Training: Training for a marathon requires a longer and more structured plan than training for a shorter race. Runners must build up their endurance and stamina over a period of several months.
Mental endurance: The mental challenges of running a marathon are greater than those of a shorter race. Runners must maintain focus and motivation for several hours, and overcome the physical and mental fatigue that can set in.
Recovery: Recovering from a marathon is typically longer and more intense than recovery from a shorter race. Runners must allow their bodies time to rest and heal after the race.
Sense of accomplishment: Completing a marathon is a significant achievement that requires dedication, hard work, and perseverance. The sense of accomplishment that comes with finishing a marathon is greater than that of completing a shorter race.
While all race distances have their own unique challenges, the marathon is often considered the ultimate test of endurance and mental toughness. Whether you’re a seasoned marathon runner or just starting out, understanding the differences between marathon and other race distances can help you set realistic goals and prepare for the challenges ahead.
Exploring the World’s Most Famous Marathons
Marathons are held in cities around the world, and many have become famous for their stunning scenery, challenging courses, and rich history. Here are some of the world’s most famous marathons:
Boston Marathon: One of the oldest and most prestigious marathons in the world, the Boston Marathon is known for its challenging course and strict qualifying standards.
New York City Marathon: The largest marathon in the world, the New York City Marathon attracts runners from around the globe and takes participants on a tour of all five boroughs of New York City.
London Marathon: The London Marathon is one of the largest and most popular marathons in the world, with a course that takes runners past some of the city’s most iconic landmarks.
Tokyo Marathon: The Tokyo Marathon is known for its high level of organization and precision, as well as its scenic course that takes runners past some of Tokyo’s most famous landmarks.
Berlin Marathon: The Berlin Marathon is famous for its fast and flat course, making it a popular choice for runners looking to set a personal record.
Chicago Marathon: The Chicago Marathon is known for its fast course and enthusiastic crowds, and is a popular choice for first-time marathon runners.
Paris Marathon: The Paris Marathon takes runners on a tour of the city’s most famous landmarks, including the Eiffel Tower and Notre-Dame Cathedral.

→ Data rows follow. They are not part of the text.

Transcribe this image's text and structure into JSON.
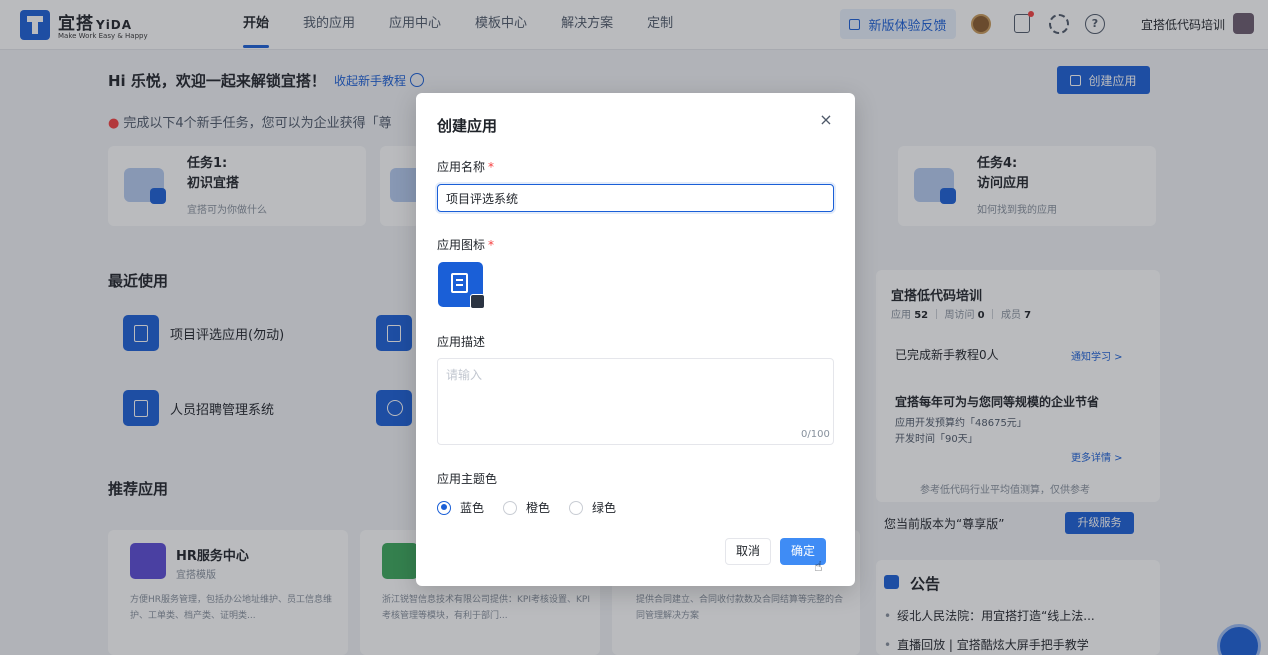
{
  "topbar": {
    "logo_name": "宜搭",
    "logo_en": "YiDA",
    "logo_tagline": "Make Work Easy & Happy",
    "nav": [
      "开始",
      "我的应用",
      "应用中心",
      "模板中心",
      "解决方案",
      "定制"
    ],
    "feedback_label": "新版体验反馈",
    "org_name": "宜搭低代码培训",
    "icons": [
      "coin-icon",
      "todo-icon",
      "gear-icon",
      "help-icon"
    ],
    "help_glyph": "?"
  },
  "home": {
    "welcome": "Hi 乐悦，欢迎一起来解锁宜搭！",
    "collapse_link": "收起新手教程",
    "create_app_label": "创建应用",
    "tasks_tip": "完成以下4个新手任务，您可以为企业获得「尊",
    "tasks": [
      {
        "title": "任务1:",
        "name": "初识宜搭",
        "sub": "宜搭可为你做什么"
      },
      {
        "title": "任务4:",
        "name": "访问应用",
        "sub": "如何找到我的应用"
      }
    ],
    "recent_title": "最近使用",
    "recent_apps": [
      "项目评选应用(勿动)",
      "人员招聘管理系统"
    ],
    "recommend_title": "推荐应用",
    "recommend_cards": [
      {
        "title": "HR服务中心",
        "tag": "宜搭模版",
        "desc": "方便HR服务管理，包括办公地址维护、员工信息维护、工单类、档产类、证明类..."
      },
      {
        "title": "",
        "tag": "",
        "desc": "浙江锐智信息技术有限公司提供：KPI考核设置、KPI考核管理等模块，有利于部门..."
      },
      {
        "title": "",
        "tag": "",
        "desc": "提供合同建立、合同收付款数及合同结算等完整的合同管理解决方案"
      }
    ]
  },
  "right_panel": {
    "org_title": "宜搭低代码培训",
    "stats": {
      "apps_label": "应用",
      "apps": "52",
      "visits_label": "周访问",
      "visits": "0",
      "members_label": "成员",
      "members": "7"
    },
    "tutorial_done": "已完成新手教程0人",
    "notify_link": "通知学习 >",
    "saving_title": "宜搭每年可为与您同等规模的企业节省",
    "saving_cost": "应用开发预算约「48675元」",
    "saving_time": "开发时间「90天」",
    "more_link": "更多详情 >",
    "saving_footnote": "参考低代码行业平均值测算，仅供参考",
    "version_text": "您当前版本为“尊享版”",
    "upgrade_label": "升级服务",
    "notice_title": "公告",
    "notices": [
      "绥北人民法院：用宜搭打造“线上法...",
      "直播回放 | 宜搭酷炫大屏手把手教学"
    ]
  },
  "modal": {
    "title": "创建应用",
    "close_glyph": "×",
    "name_label": "应用名称",
    "required_mark": "*",
    "name_value": "项目评选系统",
    "icon_label": "应用图标",
    "desc_label": "应用描述",
    "desc_placeholder": "请输入",
    "desc_count": "0/100",
    "theme_label": "应用主题色",
    "theme_options": [
      "蓝色",
      "橙色",
      "绿色"
    ],
    "theme_selected": "蓝色",
    "cancel_label": "取消",
    "ok_label": "确定"
  },
  "colors": {
    "primary": "#1a5fd7",
    "ok_button": "#3f8cf5",
    "required": "#f53f3f",
    "hr_icon": "#5b4bd6",
    "kpi_icon": "#3aa85a"
  }
}
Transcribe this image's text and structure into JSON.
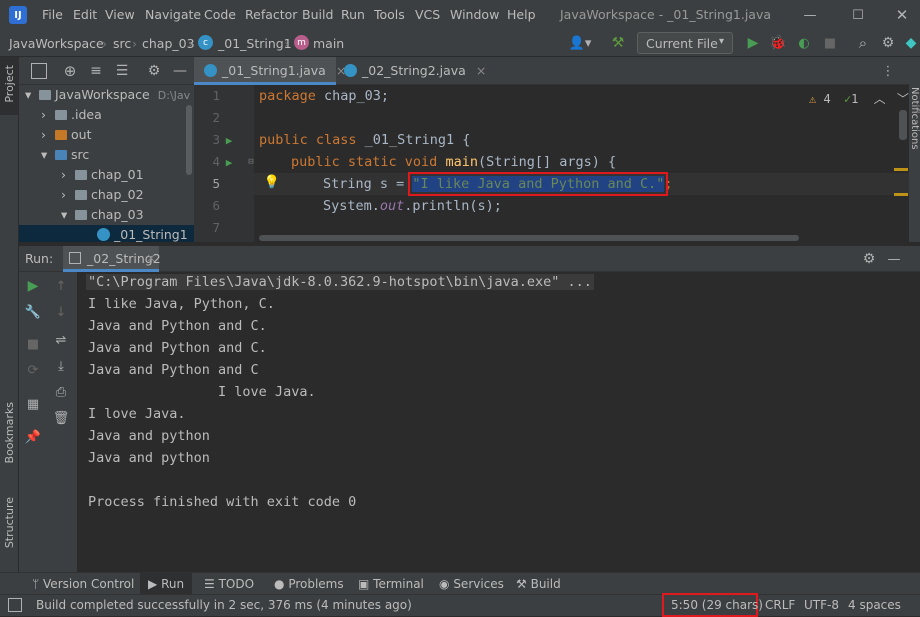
{
  "menu": [
    "File",
    "Edit",
    "View",
    "Navigate",
    "Code",
    "Refactor",
    "Build",
    "Run",
    "Tools",
    "VCS",
    "Window",
    "Help"
  ],
  "window_title": "JavaWorkspace - _01_String1.java",
  "breadcrumb": {
    "project": "JavaWorkspace",
    "src": "src",
    "pkg": "chap_03",
    "cls": "_01_String1",
    "method": "main"
  },
  "run_config": "Current File",
  "project_panel_label": "Project",
  "project_tree": [
    {
      "label": "JavaWorkspace",
      "suffix": "D:\\Jav",
      "indent": 0,
      "arrow": "▾"
    },
    {
      "label": ".idea",
      "indent": 1,
      "arrow": "›"
    },
    {
      "label": "out",
      "indent": 1,
      "arrow": "›"
    },
    {
      "label": "src",
      "indent": 1,
      "arrow": "▾"
    },
    {
      "label": "chap_01",
      "indent": 2,
      "arrow": "›"
    },
    {
      "label": "chap_02",
      "indent": 2,
      "arrow": "›"
    },
    {
      "label": "chap_03",
      "indent": 2,
      "arrow": "▾"
    },
    {
      "label": "_01_String1",
      "indent": 3,
      "arrow": ""
    }
  ],
  "editor_tabs": [
    "_01_String1.java",
    "_02_String2.java"
  ],
  "inspections": {
    "warnings": "4",
    "ok": "1"
  },
  "code_lines": [
    "1",
    "2",
    "3",
    "4",
    "5",
    "6",
    "7"
  ],
  "code": {
    "l1_kw": "package",
    "l1_rest": " chap_03;",
    "l3_kw": "public class",
    "l3_rest": " _01_String1 {",
    "l4_kw": "public static void",
    "l4_fn": "main",
    "l4_rest": "(String[] args) {",
    "l5_pre": "String s = ",
    "l5_str": "\"I like Java and Python and C.\"",
    "l5_post": ";",
    "l6_pre": "System.",
    "l6_it": "out",
    "l6_post": ".println(s);"
  },
  "run_label": "Run:",
  "run_tab": "_02_String2",
  "console": [
    "\"C:\\Program Files\\Java\\jdk-8.0.362.9-hotspot\\bin\\java.exe\" ...",
    "I like Java, Python, C.",
    "Java and Python and C.",
    "Java and Python and C.",
    "Java and Python and C",
    "                I love Java.",
    "I love Java.",
    "Java and python",
    "Java and python",
    "",
    "Process finished with exit code 0"
  ],
  "side_labels": {
    "bookmarks": "Bookmarks",
    "structure": "Structure",
    "notifications": "Notifications"
  },
  "bottom_tabs": [
    "Version Control",
    "Run",
    "TODO",
    "Problems",
    "Terminal",
    "Services",
    "Build"
  ],
  "status": {
    "message": "Build completed successfully in 2 sec, 376 ms (4 minutes ago)",
    "position": "5:50 (29 chars)",
    "line_sep": "CRLF",
    "encoding": "UTF-8",
    "indent": "4 spaces"
  },
  "colors": {
    "highlight_box": "#e0191f",
    "selection": "#214283",
    "accent_green": "#499c54",
    "keyword": "#cc7832",
    "string": "#6a8759"
  }
}
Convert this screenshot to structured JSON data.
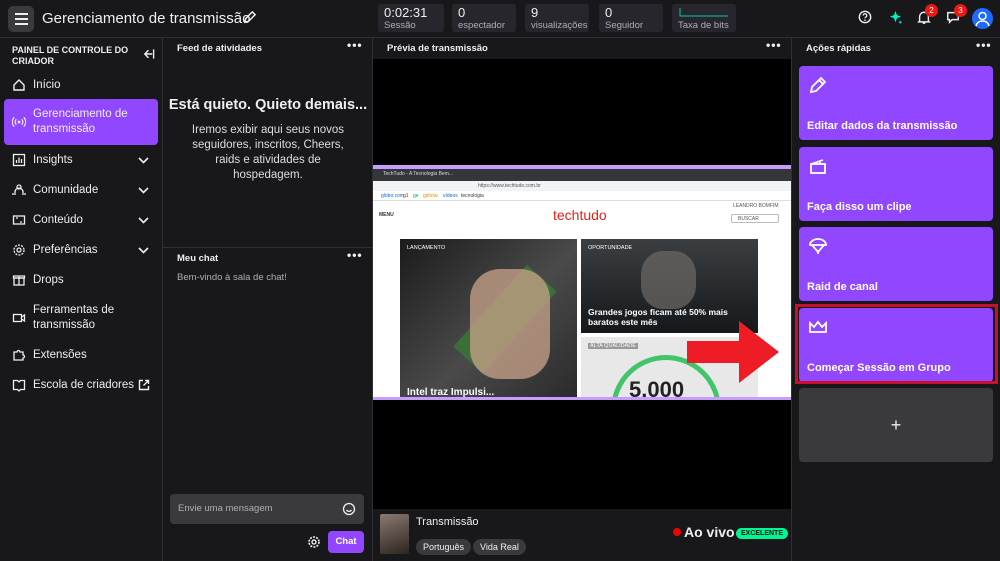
{
  "header": {
    "title": "Gerenciamento de transmissão"
  },
  "stats": [
    {
      "value": "0:02:31",
      "label": "Sessão"
    },
    {
      "value": "0",
      "label": "espectador"
    },
    {
      "value": "9",
      "label": "visualizações"
    },
    {
      "value": "0",
      "label": "Seguidor"
    },
    {
      "value": "",
      "label": "Taxa de bits"
    }
  ],
  "badges": {
    "notifications": "2",
    "whispers": "3"
  },
  "sidebar": {
    "heading": "PAINEL DE CONTROLE DO CRIADOR",
    "items": [
      {
        "label": "Início"
      },
      {
        "label": "Gerenciamento de transmissão"
      },
      {
        "label": "Insights"
      },
      {
        "label": "Comunidade"
      },
      {
        "label": "Conteúdo"
      },
      {
        "label": "Preferências"
      },
      {
        "label": "Drops"
      },
      {
        "label": "Ferramentas de transmissão"
      },
      {
        "label": "Extensões"
      },
      {
        "label": "Escola de criadores"
      }
    ]
  },
  "activity": {
    "title": "Feed de atividades",
    "empty_title": "Está quieto. Quieto demais...",
    "empty_body": "Iremos exibir aqui seus novos seguidores, inscritos, Cheers, raids e atividades de hospedagem."
  },
  "chat": {
    "title": "Meu chat",
    "welcome": "Bem-vindo à sala de chat!",
    "placeholder": "Envie uma mensagem",
    "send_label": "Chat"
  },
  "preview": {
    "title": "Prévia de transmissão",
    "site_logo": "techtudo",
    "nav_links": [
      "globo.com",
      "g1",
      "ge",
      "gshow",
      "vídeos",
      "tecnologia"
    ],
    "menu_label": "MENU",
    "search_label": "BUSCAR",
    "user_label": "LEANDRO BOMFIM",
    "url": "https://www.techtudo.com.br",
    "tab_title": "TechTudo - A Tecnologia Bem...",
    "card1_tag": "LANÇAMENTO",
    "card1_title": "Intel traz Impulsi...",
    "card2_tag": "OPORTUNIDADE",
    "card2_title": "Grandes jogos ficam até 50% mais baratos este mês",
    "card3_tag": "ALTA QUALIDADE",
    "card3_value": "5.000"
  },
  "stream": {
    "title": "Transmissão",
    "tags": [
      "Português",
      "Vida Real"
    ],
    "live_label": "Ao vivo",
    "quality": "EXCELENTE"
  },
  "quick_actions": {
    "title": "Ações rápidas",
    "items": [
      {
        "label": "Editar dados da transmissão",
        "icon": "pencil-icon"
      },
      {
        "label": "Faça disso um clipe",
        "icon": "clapperboard-icon"
      },
      {
        "label": "Raid de canal",
        "icon": "parachute-icon"
      },
      {
        "label": "Começar Sessão em Grupo",
        "icon": "crown-icon"
      }
    ],
    "add_label": "+"
  },
  "colors": {
    "accent": "#9147ff",
    "live": "#eb0400",
    "quality": "#00f593",
    "highlight": "#c8102e"
  }
}
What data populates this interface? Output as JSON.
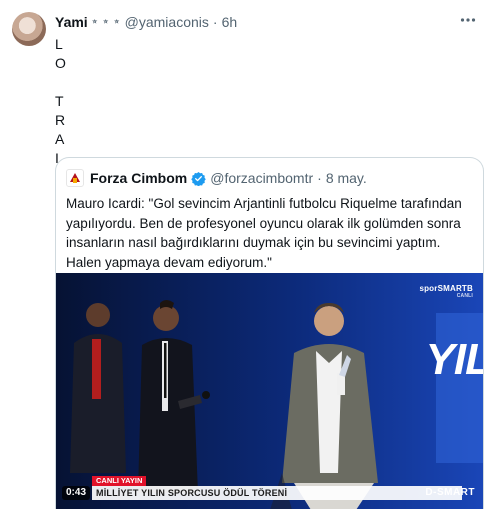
{
  "tweet": {
    "display_name": "Yami",
    "name_decoration": "⭒ ⭒ ⭒",
    "handle": "@yamiaconis",
    "separator": "·",
    "time": "6h",
    "lines": [
      "L",
      "O",
      "",
      "T",
      "R",
      "A",
      "I"
    ]
  },
  "quote": {
    "display_name": "Forza Cimbom",
    "verified": true,
    "handle": "@forzacimbomtr",
    "separator": "·",
    "time": "8 may.",
    "text": "Mauro Icardi: \"Gol sevincim Arjantinli futbolcu Riquelme tarafından yapılıyordu. Ben de profesyonel oyuncu olarak ilk golümden sonra insanların nasıl bağırdıklarını duymak için bu sevincimi yaptım. Halen yapmaya devam ediyorum.\"",
    "media": {
      "channel_logo": "sporSMARTB",
      "channel_sub": "CANLI",
      "big_text": "YIL",
      "live_badge": "CANLI YAYIN",
      "ticker": "MİLLİYET YILIN SPORCUSU ÖDÜL TÖRENİ",
      "duration": "0:43",
      "brand": "D-SMART"
    }
  },
  "colors": {
    "text": "#0f1419",
    "secondary": "#536471",
    "border": "#cfd9de",
    "verified": "#1d9bf0",
    "live": "#e1122a"
  },
  "icons": [
    "more-icon",
    "verified-icon",
    "avatar"
  ]
}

These are just a few examples of the world’s most famous marathons, but there are many others to choose from. Whether you’re a seasoned marathon runner or just starting out, participating in one of these iconic races is a bucket-list experience that is sure to inspire and challenge you.